June 25, 2008 -- Meek and mighty animal sounds are all around us. In a few weeks, some of the most interesting among them will be discussed and heard at the largest meeting ever devoted to acoustical science, the Acoustics '08 Paris meeting, to be held Monday June 30 through Friday July 4 at the Palais de Congrs in Paris, France.
Animal bioacoustics is just one dimension of Acoustics '08 Paris. It is the field within acoustical science devoted to such things as analyzing the sounds of animals near and far -- the laughing, whooping, and groaning sounds of hyenas, for instance, or the chirp of birdsongs. Another hot area within animal bioacoustics is how sonar and other human sounds affect marine and land animals.

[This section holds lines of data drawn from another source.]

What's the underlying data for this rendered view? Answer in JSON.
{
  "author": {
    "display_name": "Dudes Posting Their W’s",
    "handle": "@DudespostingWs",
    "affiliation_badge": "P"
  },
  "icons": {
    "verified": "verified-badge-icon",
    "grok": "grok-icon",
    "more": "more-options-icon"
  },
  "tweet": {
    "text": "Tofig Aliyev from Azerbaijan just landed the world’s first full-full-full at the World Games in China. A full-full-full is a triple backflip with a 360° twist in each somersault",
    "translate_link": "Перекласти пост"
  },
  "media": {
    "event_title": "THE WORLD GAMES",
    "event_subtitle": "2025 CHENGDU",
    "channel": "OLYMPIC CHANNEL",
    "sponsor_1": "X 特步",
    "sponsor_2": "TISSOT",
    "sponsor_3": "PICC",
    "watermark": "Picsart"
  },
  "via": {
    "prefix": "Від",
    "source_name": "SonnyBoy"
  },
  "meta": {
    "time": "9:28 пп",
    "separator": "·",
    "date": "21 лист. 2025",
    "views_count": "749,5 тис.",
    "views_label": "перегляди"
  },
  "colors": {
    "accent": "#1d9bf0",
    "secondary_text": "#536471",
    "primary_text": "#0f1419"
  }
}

Some of the most interesting animal sounds are those we cannot hear -- like the croaks made by a rare species of frog that communicates ultrasonically or the high-pitched noises bats use to find their way through the dark. Acoustical research helps us better understand the wide world of nature, and it is also guiding the development of new technologies that will improve many people's lives, such as a new sonar device to help the blind navigate their environment.
This news release highlights just a few of the animal bioacoustic talks at Acoustics '08 Paris. More details on the other 3,500 presentations at the meeting and instructions for journalists who wish to cover the meeting are contained at the bottom of this release.
HIGHLIGHTS IN THIS RELEASE
1) How Noise Affects Marine Mammals
2) Birds Changing Their Tune
3) Hyena Giggles and Groans
4) Chinese Frogs Go Ultrasonic
5) Better Recording of Animals in the Wild
6) Bats Can Direct Their "Gaze"
7) How Bats Compensate for Ranging Errors
8) A Sonar System for the Blind
9) Taking Aural Cues from Flipper
10) Acoustic Techniques for Monitoring Bird Migration
11) Conservation and the Tiger's Roar
|Contact: Jason Bardi|
American Institute of Physics